╭──
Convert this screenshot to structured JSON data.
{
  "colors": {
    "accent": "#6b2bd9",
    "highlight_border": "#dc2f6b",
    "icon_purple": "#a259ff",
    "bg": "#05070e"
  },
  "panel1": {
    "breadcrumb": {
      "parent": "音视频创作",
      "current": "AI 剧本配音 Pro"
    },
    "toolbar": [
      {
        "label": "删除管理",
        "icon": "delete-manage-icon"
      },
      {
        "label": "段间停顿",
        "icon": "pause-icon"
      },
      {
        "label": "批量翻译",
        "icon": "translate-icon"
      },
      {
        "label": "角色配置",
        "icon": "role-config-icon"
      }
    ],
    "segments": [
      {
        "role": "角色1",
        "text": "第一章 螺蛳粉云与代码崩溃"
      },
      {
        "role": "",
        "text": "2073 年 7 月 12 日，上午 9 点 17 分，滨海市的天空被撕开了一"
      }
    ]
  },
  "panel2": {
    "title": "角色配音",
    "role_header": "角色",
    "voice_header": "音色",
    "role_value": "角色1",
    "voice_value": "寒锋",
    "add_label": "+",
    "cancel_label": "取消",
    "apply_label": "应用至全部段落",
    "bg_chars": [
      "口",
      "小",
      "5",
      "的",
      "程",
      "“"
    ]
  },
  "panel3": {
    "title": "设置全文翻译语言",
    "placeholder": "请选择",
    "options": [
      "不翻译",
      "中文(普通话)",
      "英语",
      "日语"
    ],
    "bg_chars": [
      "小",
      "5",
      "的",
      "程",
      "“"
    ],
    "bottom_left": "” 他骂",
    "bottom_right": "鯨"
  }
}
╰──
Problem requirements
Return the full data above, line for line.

Answer below
Convert this screenshot to structured JSON data.
{
  "colors": {
    "accent": "#6b2bd9",
    "highlight_border": "#dc2f6b",
    "icon_purple": "#a259ff",
    "bg": "#05070e"
  },
  "panel1": {
    "breadcrumb": {
      "parent": "音视频创作",
      "current": "AI 剧本配音 Pro"
    },
    "toolbar": [
      {
        "label": "删除管理",
        "icon": "delete-manage-icon"
      },
      {
        "label": "段间停顿",
        "icon": "pause-icon"
      },
      {
        "label": "批量翻译",
        "icon": "translate-icon"
      },
      {
        "label": "角色配置",
        "icon": "role-config-icon"
      }
    ],
    "segments": [
      {
        "role": "角色1",
        "text": "第一章 螺蛳粉云与代码崩溃"
      },
      {
        "role": "",
        "text": "2073 年 7 月 12 日，上午 9 点 17 分，滨海市的天空被撕开了一"
      }
    ]
  },
  "panel2": {
    "title": "角色配音",
    "role_header": "角色",
    "voice_header": "音色",
    "role_value": "角色1",
    "voice_value": "寒锋",
    "add_label": "+",
    "cancel_label": "取消",
    "apply_label": "应用至全部段落",
    "bg_chars": [
      "口",
      "小",
      "5",
      "的",
      "程",
      "“"
    ]
  },
  "panel3": {
    "title": "设置全文翻译语言",
    "placeholder": "请选择",
    "options": [
      "不翻译",
      "中文(普通话)",
      "英语",
      "日语"
    ],
    "bg_chars": [
      "小",
      "5",
      "的",
      "程",
      "“"
    ],
    "bottom_left": "” 他骂",
    "bottom_right": "鯨"
  }
}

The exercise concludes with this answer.